Even so, some legal experts have said it will be difficult to select impartial jurors from a community where people may still have felt vulnerable as the attacks mounted. Intense media coverage of the case will also make it difficult to find unbiased jurors.

Prospective jurors will be brought to Circuit Courtroom Number Ten in groups of 40, reports CBS News Correspondent Barry Bagnato. Lawyers will question them, especially particularly about how they have been affected by all the publicity surrounding this sensational crime spree.

Circuit Judge LeRoy F. Millette Jr. ordered that jurors be questioned individually about to ensure that potential jurors are not influenced by each other's answers.

"I think they can get as fair a trial here as they can get anywhere and I gather the evidence is pretty strong," said Old Dominion University jury expert Donald Smith.

Muhammad's defense lawyers, Peter Greenspun and Jonathan Shapiro, have also expressed serious concerns that law-enforcement leaks already have hurt their client's chances of getting a fair trial.

"Muhammad's lawyers have a huge mountain to climb," said CBSNews.com Legal Analyst Andrew Cohen. Their client is immensely unpopular in Virginia and elsewhere; there appears to be decent evidence against him and it's hard to figure the defense is going to get much traction by arguing that Muhammad was influenced by Lee Malvo, the much younger of the two sniper suspects."

Police violated a court order prohibiting them from discussing evidence with reporters "because they feel like nobody is going to complain that Mr. Muhammad's rights were violated," Greenspun said.

Muhammad and Lee Boyd Malvo, 18, are charged with 13 shootings, including 10 deaths, over a three weeks last October that left many Washington area residents ducking for cover as they filled gas tanks and ran errands.

Malvo's attorney Monday said his client's insanity motion is not expected to delay the start of the trial, which is now scheduled to begin Nov. 10, reports Cohen. There is also a hearing this Thursday in Fairfax, Va., on whether defense can use teleconferencing to get trial testimony of certain witnesses, including Malvo's mother.

If prosecutors object, as expected, and the judge rules in their favor, it will be a big issue for the defense on appeal, says Cohen. And think of the headline: "Prosecutors Try To Block Malvo Mom From Trial."

Muhammad faces two counts of capital murder for the shooting of Dean Harold Meyers, 53, of Gaithersburg, Md., while he pumped gas at a Sunoco station near Manassas on Oct 9, 2002.

The trial will make legal history no matter the verdict because it will be the first test of Virginia's new anti-terrorism law, passed by the state legislature after the Sept. 11, 2001, attacks, reports CBS News Correspondent Jim Stewart.

The state will have to show not only that Muhammad participated in a murder, but that the intent was to influence the government or to intimidate the civilian population.

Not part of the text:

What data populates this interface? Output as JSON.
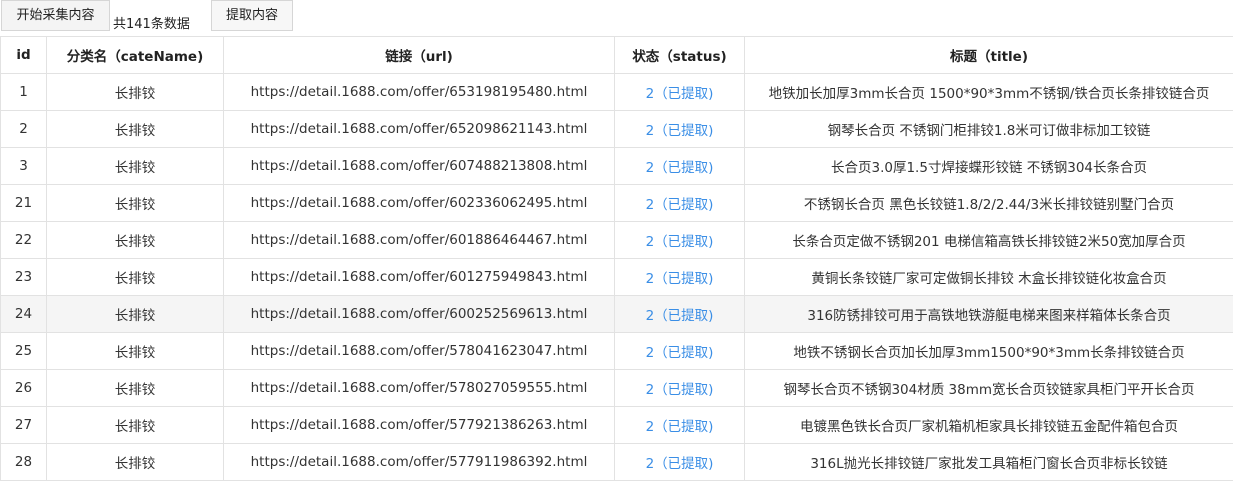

The other capital charge alleges multiple murders over three years. Prosecutors will have to prove Muhammad's involvement in the Meyers killing and at least one other fatal shooting to obtain a conviction under that count.

Defense lawyers argue Muhammad can get the death penalty on this count only if he was the triggerman, while prosecutors say recent case law shows they need only prove Muhammad was the "instigator and moving spirit" of the murders.

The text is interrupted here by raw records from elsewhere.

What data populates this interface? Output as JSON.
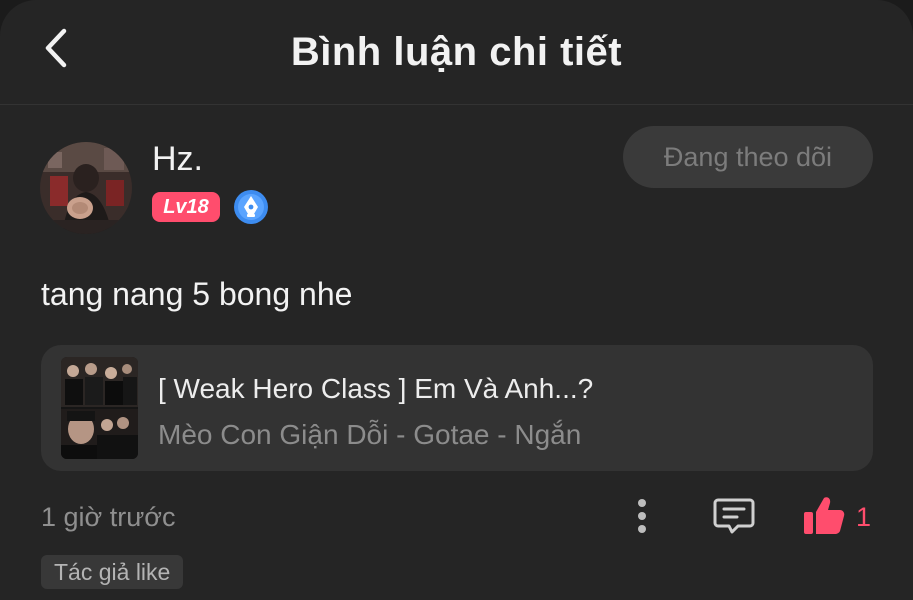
{
  "header": {
    "title": "Bình luận chi tiết",
    "back_icon": "chevron-left-icon"
  },
  "user": {
    "name": "Hz.",
    "level": "Lv18",
    "level_color": "#ff4d6d",
    "writer_badge_icon": "pen-nib-icon",
    "follow_label": "Đang theo dõi"
  },
  "comment": {
    "text": "tang nang 5 bong nhe",
    "time": "1 giờ trước",
    "like_count": "1",
    "author_like_tag": "Tác giả like"
  },
  "story": {
    "title": "[ Weak Hero Class ] Em Và Anh...?",
    "meta": "Mèo Con Giận Dỗi - Gotae - Ngắn"
  },
  "actions": {
    "more_icon": "more-vertical-icon",
    "reply_icon": "comment-icon",
    "like_icon": "thumbs-up-icon"
  },
  "colors": {
    "background": "#252525",
    "accent": "#ff4d6d",
    "text_primary": "#f2f2f2",
    "text_secondary": "#8f8f8f"
  }
}
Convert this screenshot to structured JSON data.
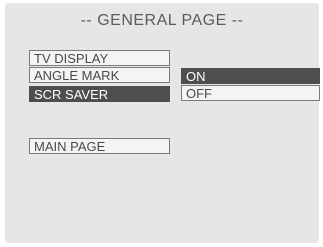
{
  "header": {
    "title": "-- GENERAL PAGE --"
  },
  "menu": {
    "items": [
      {
        "label": "TV DISPLAY",
        "selected": false
      },
      {
        "label": "ANGLE MARK",
        "selected": false
      },
      {
        "label": "SCR SAVER",
        "selected": true
      }
    ]
  },
  "submenu": {
    "options": [
      {
        "label": "ON",
        "selected": true
      },
      {
        "label": "OFF",
        "selected": false
      }
    ]
  },
  "footer": {
    "main_page_label": "MAIN PAGE"
  },
  "colors": {
    "screen_bg": "#e6e6e6",
    "highlight_bg": "#4e4e4e",
    "highlight_text": "#ffffff",
    "item_border": "#7a7a7a"
  }
}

Since the death penalty was reinstated, Virginia has been the nation's second leading executioner, although still far behind Texas.

"This is not a friendly state for those who are facing the death penalty," Old Dominion's Smith told Bagnato.

"This case is all about the death penalty," says Cohen: whether Virginia prosecutors can get a capital conviction against Muhammad based on the evidence and his background and whether the defense can spare Muhammad's life if he is convicted.

"Muhammad may have to try to point a finger at Lee Malvo, just as the younger of two sniper suspects may end up pointing a finger at Muhammad," the CBSNews.com Legal Analyst adds. "The problem for Muhammad is that jurors aren't likely to believe that the older of the two men would have been influenced."